Around 4 pm on Sunday 26 July, just after their prayer meeting, Dhubaleswar and his wife went up onto a hilltop in order to make a telephone call to their children who work in Kerala state. They were accompanied by three other villagers, who also wished to make calls from the hilltop, where it is possible for villagers to get network coverage.
Once the other three villagers had finished their calls, they left Dhubaleswar and his wife on the hilltop. On their return home, they met two members of the CRPF, India’s largest paramilitary force, who questioned the villagers on what they were doing. After they explained that they had been making calls, and that two others were still on the hilltop, the officers let them go.
Half an hour later, the three returning to the village heard gunshots from the hilltop. A group of around 20 villagers wanted to return to the hilltop to find out what had happened, but were too frightened of the CRPF to find out.
When Dhubaleswar and his wife failed to return home to the village, villagers returned to the hilltop on 28 July to look for them but found only bloodstains, a man’s vest and two pairs of slippers, according to AsiaNews.
Local media falsely reported that the couple were Maoists, a chilling reminder of the underlying motives for anti-Christian violence in the same district seven years ago this month.
On 23 August 2008, Swami Laxmananda Saraswati, a local leader of radical Hindu group Vishwa Hindu Parishad (VHP) who had campaigned against the conversion of Hindus to Christianity, was assassinated along with four of his associates. Despite the fact that Maoist groups claimed responsibility for the 2008 attack, Hindu extremists blamed Christians for his murder.
The accusations sparked horrific violence against innocent Christians. Scores of church buildings were demolished and hundreds of homes destroyed; sometimes entire villages were razed to the ground. Church leaders were beaten up and women raped. At least 35 Christians lost their lives in the attacks, some of them burned alive.
These attacks in Orissa left around 15,000 Christians homeless. Even in 2011 an estimated 2,000 Christian families were still without a proper permanent home.

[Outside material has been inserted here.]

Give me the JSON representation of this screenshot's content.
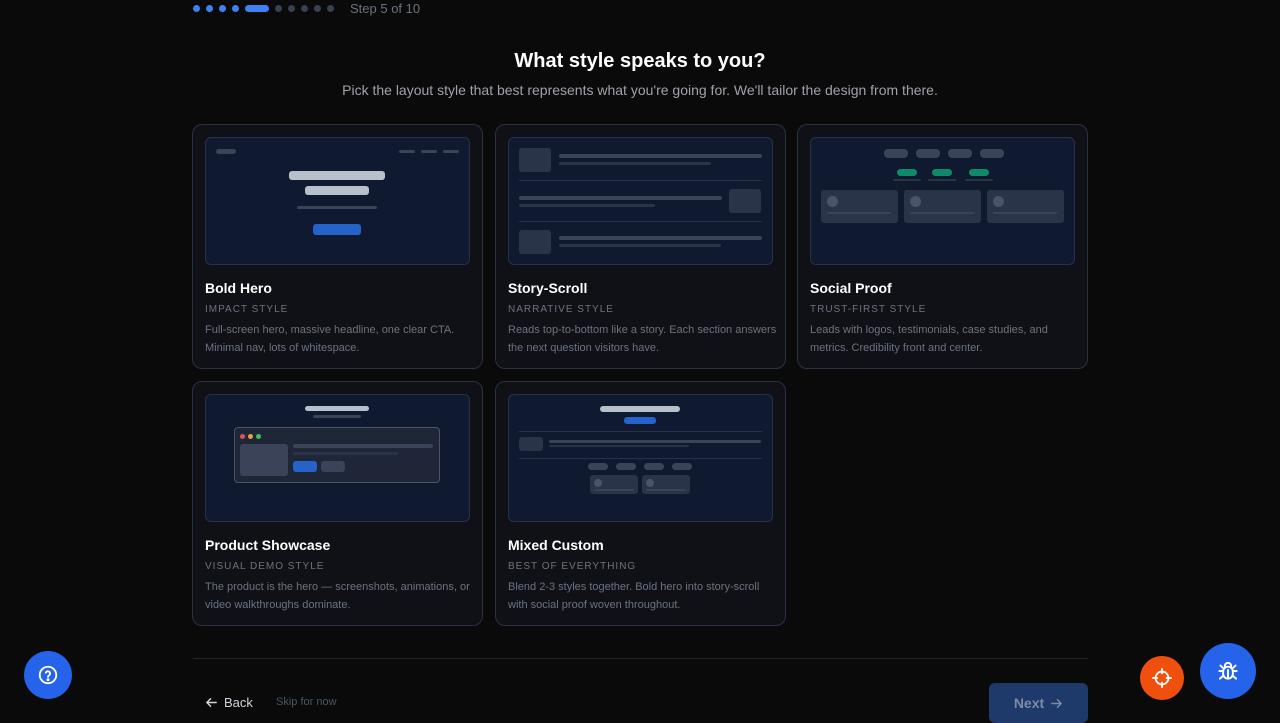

Since then, Barnabas has been rebuilding homes for the families who lost everything. Each new home currently costs around £650 (€820; US$1,000; AUS$1,220; NZ$1,300). This provides a simple, one-room property with a cement floor, a tin roof, and a veranda at the front for cooking. So far, we have provided over 1,300 houses for homeless families.
But Christians continue to be blamed for the attack against the VHP leader. In October 2013, seven Christians were handed life sentences for his assassination.